SITTING with a little girl in tears, Aaron, himself just a little boy, doesn’t say a word. He just sits there with her, trying to imagine how she feels. She soon felt a little better.
Aaron expressed empathy in a very simple and profound way. A significantly foundational character building block, empathy is possibly the greatest gift a child can receive.
One of the key barriers to empathy in children, however, are social biases that all people tend to experience, like the in-group bias that suggests we tend to favour those we like; those we’re already in community with.
A 2014 study from the Netherlands found that such an in-group bias can be overcome by inducing empathy in a child toward another child in need of help. In this study, children aged between 8 and 13 were asked “How do you think [name of recipient of help] feels?” A control group of children were not asked this question. Both groups of children were asked, “Would you help [name of recipient of help]?” In a significant number of situations, children overcame the in-group bias and were prepared to help out-group children when they were asked the simple question to induce empathy. This suggests that empathy overcomes social barriers in a powerfully positive way.
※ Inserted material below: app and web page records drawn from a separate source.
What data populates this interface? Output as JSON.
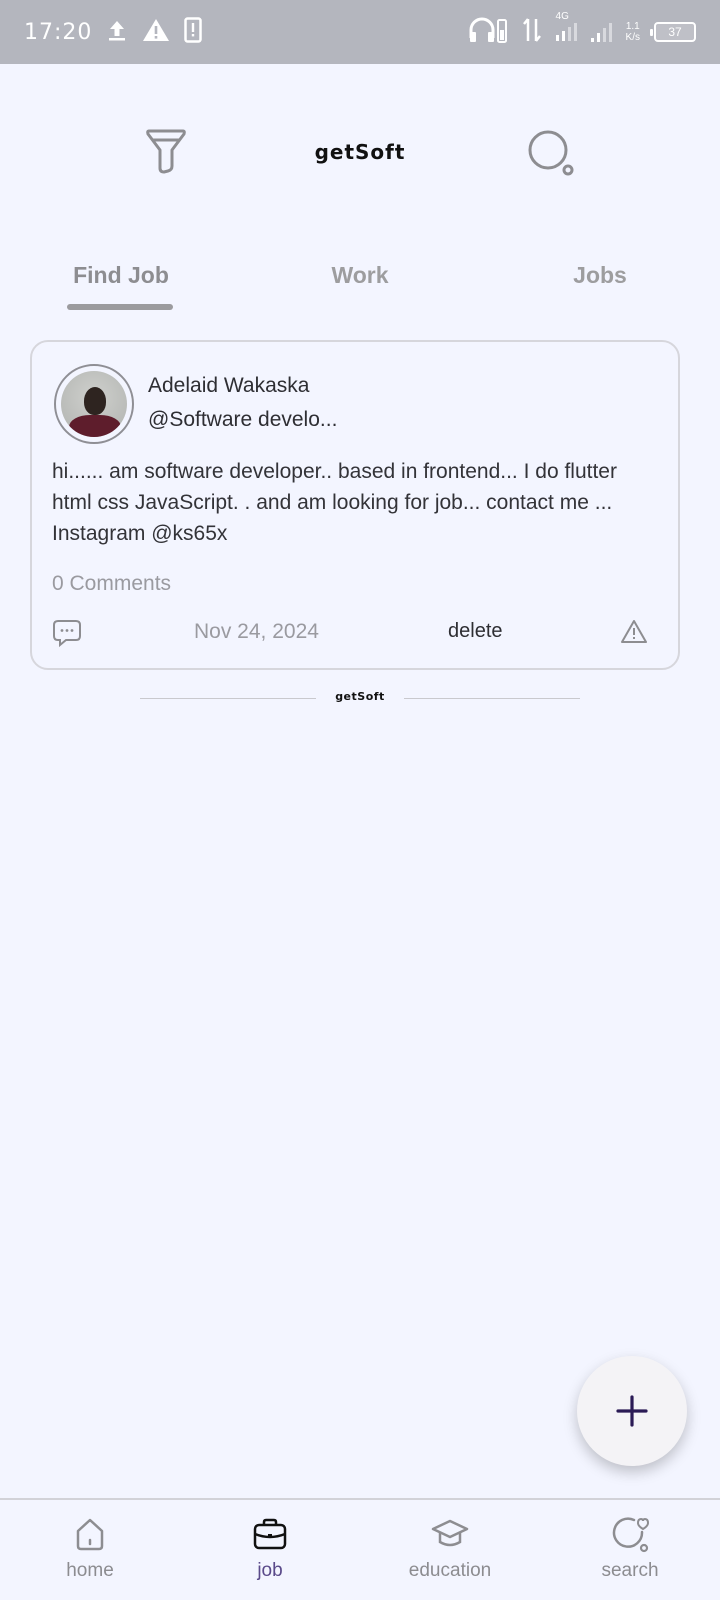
{
  "status_bar": {
    "time": "17:20",
    "network_label": "4G",
    "speed_value": "1.1",
    "speed_unit": "K/s",
    "battery": "37"
  },
  "header": {
    "title": "getSoft"
  },
  "tabs": [
    {
      "label": "Find Job",
      "active": true
    },
    {
      "label": "Work",
      "active": false
    },
    {
      "label": "Jobs",
      "active": false
    }
  ],
  "post": {
    "author_name": "Adelaid Wakaska",
    "author_handle": "@Software develo...",
    "text": "hi...... am software developer.. based in frontend... I do flutter html css JavaScript.   . and am looking for job... contact me ... Instagram @ks65x",
    "comments_label": "0 Comments",
    "date": "Nov 24, 2024",
    "delete_label": "delete"
  },
  "divider": {
    "label": "getSoft"
  },
  "fab": {
    "icon": "plus-icon"
  },
  "bottom_nav": [
    {
      "label": "home",
      "icon": "home-icon",
      "active": false
    },
    {
      "label": "job",
      "icon": "briefcase-icon",
      "active": true
    },
    {
      "label": "education",
      "icon": "graduation-cap-icon",
      "active": false
    },
    {
      "label": "search",
      "icon": "search-heart-icon",
      "active": false
    }
  ],
  "colors": {
    "background": "#f3f5ff",
    "status_bar": "#b4b6be",
    "active_nav": "#5a4a8a",
    "fab_plus": "#2a1a55"
  }
}
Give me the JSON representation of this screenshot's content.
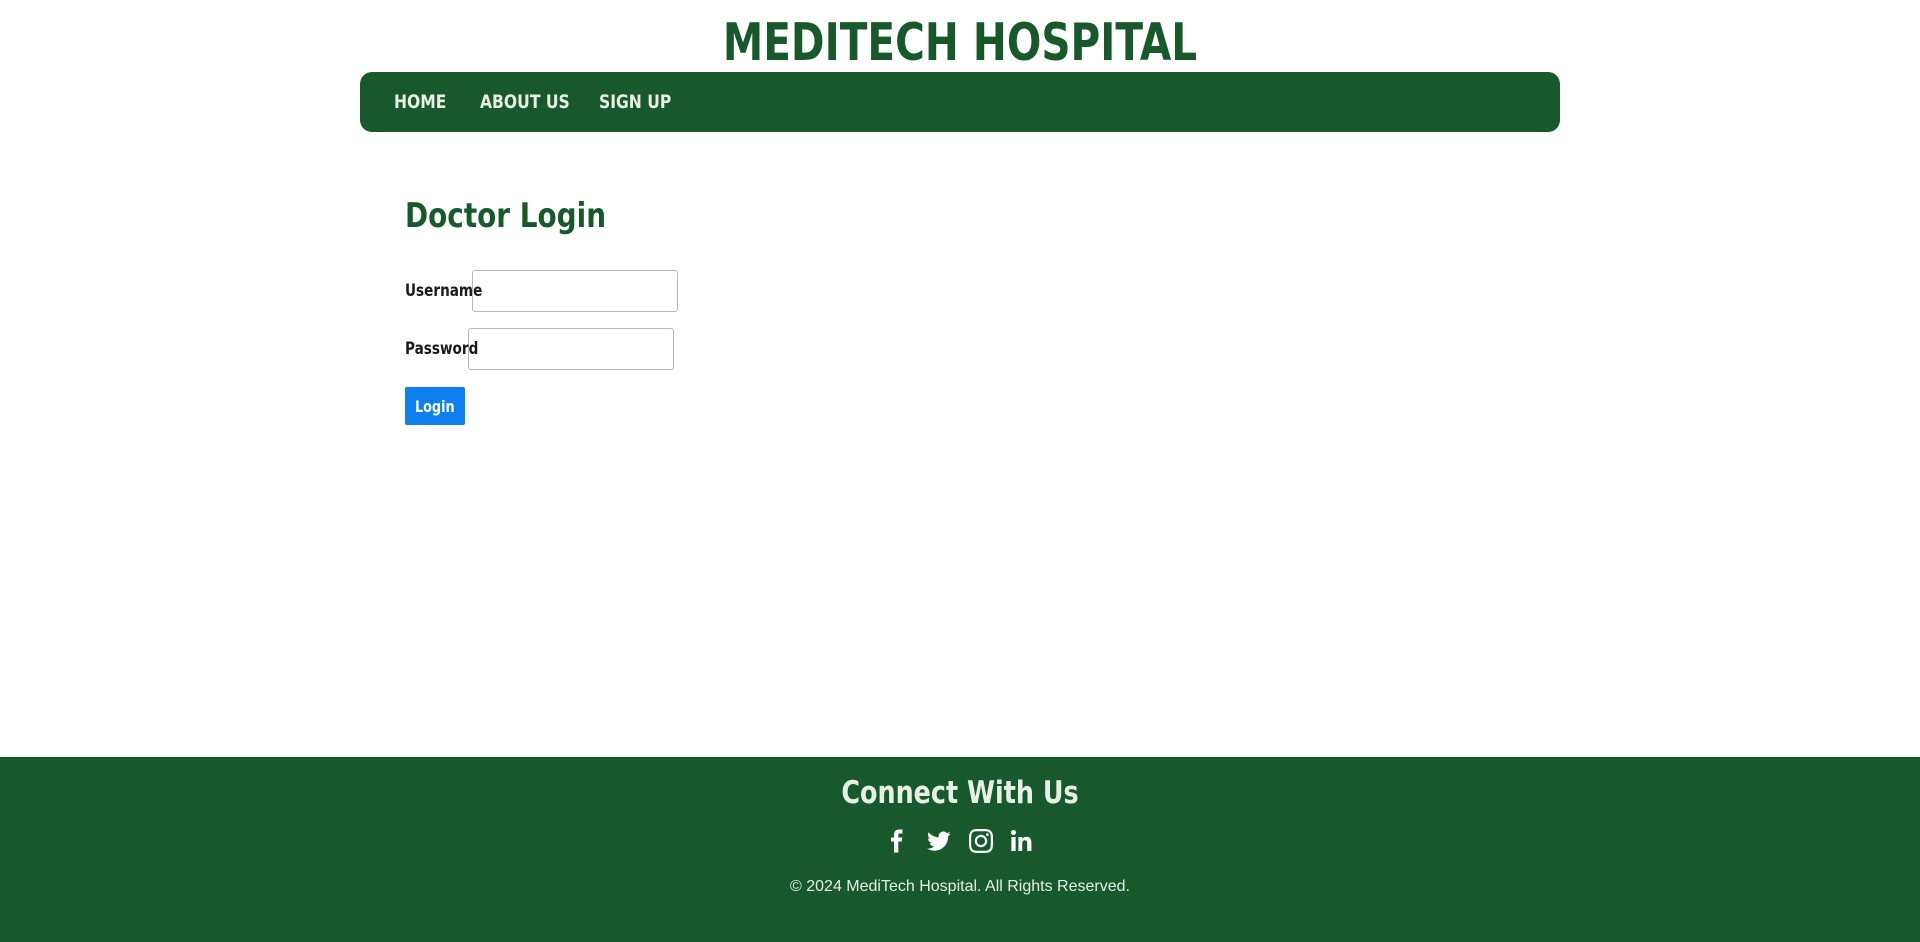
{
  "header": {
    "site_title": "MEDITECH HOSPITAL"
  },
  "nav": {
    "items": [
      {
        "label": "HOME"
      },
      {
        "label": "ABOUT US"
      },
      {
        "label": "SIGN UP"
      }
    ]
  },
  "login_form": {
    "title": "Doctor Login",
    "username_label": "Username",
    "username_value": "",
    "password_label": "Password",
    "password_value": "",
    "submit_label": "Login"
  },
  "footer": {
    "title": "Connect With Us",
    "social_icons": [
      "facebook-icon",
      "twitter-icon",
      "instagram-icon",
      "linkedin-icon"
    ],
    "copyright": "© 2024 MediTech Hospital. All Rights Reserved."
  },
  "colors": {
    "brand_green": "#17592a",
    "button_blue": "#0d7fee",
    "footer_text": "#e8f0e6"
  }
}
In simple terms, if we want children to help other children, we ought to realise that empathy helps. We should want our children to help other children, because it helps quantify the status of their moral compass. The practice of empathy helps draw out helping behaviours. When we know how someone feels we are more likely to help them.
Sierksma et al did not explore children’s empathic responses to disliked or stigmatised children. Perhaps the suggestion is that help given to such children may highlight an enhanced skill for empathy in children who would be prepared to help. Sierksma et al do note that empathy “has a critical role in morality… [and is] a powerful intervention strategy early in life.”
Probably most significantly, Sierksma et al show that, through empathy, typical group boundaries can be transcended, simply by asking a child how another child feels — whether they are in the in-group or not. Additionally, another study has shown how empathy in adults helps them value the person in need of help more.
So, to teach empathy to a child can be as simple as asking them frequently how they think other children (or animals or adults) feel. This is an attempt to connect them with their own feelings, for our own feelings are always important to us.
Teaching empathy to children is powerful in their development, because empathy is shown to transcend social biases all humans struggle to overcome. And, because empathy is also a vehicle for empowering a person along a forward trajectory, it gives back to the person giving it out. What parent would not want this for their child?
When children are empathic they show kindness, care and compassion that overcomes barriers to helping. They witness a virtuous power emanate from within themselves. This occurs even as a child asks how another person feels.
 Sierksma, J., Thijs, J., & Verkuyten, M., “In-group bias in children’s intention to help can be overpowered by inducing empathy” in British Journal of Developmental Psychology. © 2014, British Psychological Society. Vol. 33. Issue 1. March 2015. pp. 45-56. DOI: 10.1111/bjdp.12065. The abstract states, [E]ncouraging children to imagine how a recipient of help feels might thus be a useful strategy to prevent peer group-based biases in children’s helping behaviour.”
 Ibid. p. 53.
 Ibid. p. 53.
 Batson, C.D., Turk, C.L., Shaw, L.L., & Klien, T.R. “Information function of empathic emotion: Learning that we value the other’s welfare” in Journal of Personality and Social Psychology, 1995, 68, pp. 300 – 311. DOI: 10.1037/0022-3518.104.22.1680.